Acknowledge the tough choices but not dwell on them
RGR does not shy from speaking of the elephant on the table - NPAs. The hollow nature of bank balance sheets has been an area of concern for a few years, with little being done to remedy the problem. Even if it becomes one of his intractables, the intent is stated upfront, and, at the very least shows willingness to tackle a tough problem. The honesty in including the CPI as an index for measuring inflation rather than the - ahem- more stable- WPI price index again shows willingness to tackle the real problems. Smartly, of course he does not dwell on them and moves swiftly to proposed solutions, consolidating the goodwill he gains today.
Look ahead - plan for the years beyond the current doldrums
As a good leader should, RGR focuses on the long term. Having spoken of specifics in the near term and created enough of a shake up to move the ship out of the doldrums, he leads the conversation to the time when all problems are solved and we can look forward to changes that are necessary. Not only does he reiterate the commitment to liberalisation (which was expected, thus discounted), he speaks of how things should be - painting an idealistic vision of the future with an internationalised rupee, seamless money transfers, inflation indexed investments and mobile based transaction systems. Some of these are in process already and would considerably ease the cost of doing business in India, increasing transparency. By highlighting these low lying fruits, where investments are close to bearing result, RGR does the near impossible - bring hope to a despondent nation.
Not afraid of taking risks, he adds, “not changing is even riskier”. RGR has the classical tasks of a hero ahead of him. His speech today seeks to cut the Gordian knot via the tool of inclusion, clean the Augean Stables of NPAs among the various others he has taken on in the role of Governor. Like the legendary Alexander and Hercules, we wait to celebrate him like a Hero.

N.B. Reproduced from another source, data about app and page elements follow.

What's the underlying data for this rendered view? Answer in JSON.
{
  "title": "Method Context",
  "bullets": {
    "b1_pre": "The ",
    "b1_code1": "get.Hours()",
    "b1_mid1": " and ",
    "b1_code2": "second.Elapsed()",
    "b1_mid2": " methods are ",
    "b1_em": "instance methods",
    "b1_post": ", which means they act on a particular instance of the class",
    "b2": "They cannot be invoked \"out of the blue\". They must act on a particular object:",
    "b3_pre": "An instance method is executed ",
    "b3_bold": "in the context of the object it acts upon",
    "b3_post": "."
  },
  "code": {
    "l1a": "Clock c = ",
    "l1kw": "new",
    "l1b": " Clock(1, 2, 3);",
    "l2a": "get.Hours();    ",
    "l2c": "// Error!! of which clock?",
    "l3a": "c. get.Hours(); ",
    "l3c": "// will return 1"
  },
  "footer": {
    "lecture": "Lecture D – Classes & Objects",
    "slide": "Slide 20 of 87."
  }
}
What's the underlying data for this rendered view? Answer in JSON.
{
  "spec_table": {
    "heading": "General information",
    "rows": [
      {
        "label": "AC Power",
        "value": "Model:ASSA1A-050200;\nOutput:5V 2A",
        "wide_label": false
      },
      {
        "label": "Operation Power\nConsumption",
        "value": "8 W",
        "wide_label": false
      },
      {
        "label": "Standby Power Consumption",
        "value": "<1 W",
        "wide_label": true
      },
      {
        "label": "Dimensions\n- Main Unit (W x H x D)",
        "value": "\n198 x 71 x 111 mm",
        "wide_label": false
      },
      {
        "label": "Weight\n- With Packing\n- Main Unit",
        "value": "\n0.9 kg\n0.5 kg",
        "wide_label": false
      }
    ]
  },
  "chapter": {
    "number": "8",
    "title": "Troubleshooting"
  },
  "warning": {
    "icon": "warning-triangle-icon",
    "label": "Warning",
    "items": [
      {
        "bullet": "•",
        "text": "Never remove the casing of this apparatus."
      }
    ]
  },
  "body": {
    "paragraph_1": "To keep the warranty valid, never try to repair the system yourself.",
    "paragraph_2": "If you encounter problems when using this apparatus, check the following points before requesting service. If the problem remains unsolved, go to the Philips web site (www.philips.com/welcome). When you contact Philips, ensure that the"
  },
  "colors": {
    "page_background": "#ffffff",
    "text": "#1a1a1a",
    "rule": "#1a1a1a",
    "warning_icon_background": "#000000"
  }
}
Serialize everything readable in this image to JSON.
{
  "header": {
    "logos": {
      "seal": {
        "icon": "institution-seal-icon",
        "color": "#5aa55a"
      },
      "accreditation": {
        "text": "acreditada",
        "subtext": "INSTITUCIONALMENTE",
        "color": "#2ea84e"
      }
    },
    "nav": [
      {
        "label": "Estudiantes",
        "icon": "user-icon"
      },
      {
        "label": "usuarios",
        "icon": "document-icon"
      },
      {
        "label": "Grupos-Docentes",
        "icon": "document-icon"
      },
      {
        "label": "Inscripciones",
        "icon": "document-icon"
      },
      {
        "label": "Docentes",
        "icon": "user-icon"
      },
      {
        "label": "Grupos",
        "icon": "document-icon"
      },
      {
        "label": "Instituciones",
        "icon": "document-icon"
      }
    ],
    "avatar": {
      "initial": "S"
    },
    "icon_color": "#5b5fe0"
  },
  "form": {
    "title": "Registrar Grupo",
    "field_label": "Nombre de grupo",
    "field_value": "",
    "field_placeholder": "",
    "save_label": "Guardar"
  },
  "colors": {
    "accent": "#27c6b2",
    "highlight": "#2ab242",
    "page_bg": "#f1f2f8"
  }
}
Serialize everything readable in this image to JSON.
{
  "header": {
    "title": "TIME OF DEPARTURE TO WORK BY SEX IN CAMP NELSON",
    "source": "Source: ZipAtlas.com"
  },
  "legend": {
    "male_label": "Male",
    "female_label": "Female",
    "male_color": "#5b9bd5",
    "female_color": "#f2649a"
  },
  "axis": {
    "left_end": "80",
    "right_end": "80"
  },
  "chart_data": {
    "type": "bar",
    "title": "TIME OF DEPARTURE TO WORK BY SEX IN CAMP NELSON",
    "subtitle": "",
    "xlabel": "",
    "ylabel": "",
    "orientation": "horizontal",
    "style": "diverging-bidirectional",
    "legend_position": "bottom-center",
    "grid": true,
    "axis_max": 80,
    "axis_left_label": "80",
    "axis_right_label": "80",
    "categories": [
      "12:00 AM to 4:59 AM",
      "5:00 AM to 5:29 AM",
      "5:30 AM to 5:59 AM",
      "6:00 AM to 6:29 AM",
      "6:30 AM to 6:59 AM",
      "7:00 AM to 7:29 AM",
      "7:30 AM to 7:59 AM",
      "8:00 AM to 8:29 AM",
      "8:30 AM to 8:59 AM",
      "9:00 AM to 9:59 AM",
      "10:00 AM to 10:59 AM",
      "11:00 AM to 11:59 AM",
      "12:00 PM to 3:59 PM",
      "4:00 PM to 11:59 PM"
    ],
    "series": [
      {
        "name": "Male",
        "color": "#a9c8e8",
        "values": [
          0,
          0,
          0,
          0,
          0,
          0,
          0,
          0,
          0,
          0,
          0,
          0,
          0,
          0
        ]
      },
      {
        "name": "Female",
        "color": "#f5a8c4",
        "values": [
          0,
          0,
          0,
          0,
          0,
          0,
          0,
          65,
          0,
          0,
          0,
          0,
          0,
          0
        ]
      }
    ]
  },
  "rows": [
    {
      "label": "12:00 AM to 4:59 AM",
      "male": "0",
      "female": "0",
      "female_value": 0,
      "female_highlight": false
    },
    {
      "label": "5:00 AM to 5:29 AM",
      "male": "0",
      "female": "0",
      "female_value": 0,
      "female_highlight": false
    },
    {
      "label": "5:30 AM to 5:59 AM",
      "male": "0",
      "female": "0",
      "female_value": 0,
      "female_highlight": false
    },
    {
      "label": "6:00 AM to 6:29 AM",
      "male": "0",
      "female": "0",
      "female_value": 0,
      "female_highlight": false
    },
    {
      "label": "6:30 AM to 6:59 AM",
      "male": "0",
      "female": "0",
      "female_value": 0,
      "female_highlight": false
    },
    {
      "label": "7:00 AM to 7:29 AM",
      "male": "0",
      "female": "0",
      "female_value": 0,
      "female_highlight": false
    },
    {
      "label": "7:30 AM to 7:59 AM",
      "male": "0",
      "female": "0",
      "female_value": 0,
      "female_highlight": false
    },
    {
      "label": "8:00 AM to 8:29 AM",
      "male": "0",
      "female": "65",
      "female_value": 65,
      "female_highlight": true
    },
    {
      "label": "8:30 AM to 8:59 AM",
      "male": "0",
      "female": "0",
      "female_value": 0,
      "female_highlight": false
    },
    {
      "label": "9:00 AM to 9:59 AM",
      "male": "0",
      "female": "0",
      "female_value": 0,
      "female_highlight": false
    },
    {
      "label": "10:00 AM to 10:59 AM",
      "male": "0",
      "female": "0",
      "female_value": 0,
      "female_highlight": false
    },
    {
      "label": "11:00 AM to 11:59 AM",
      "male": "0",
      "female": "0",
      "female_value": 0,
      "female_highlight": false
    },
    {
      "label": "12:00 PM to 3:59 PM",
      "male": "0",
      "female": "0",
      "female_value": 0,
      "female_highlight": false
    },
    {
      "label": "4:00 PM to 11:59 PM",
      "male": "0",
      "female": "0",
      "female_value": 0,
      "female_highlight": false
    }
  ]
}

Meeta Sengupta is a writer and advisor on education, and designs interventions for a living. A lapsed banker, she retains a keen interest in macro-economics, cross border investments and geopolitics.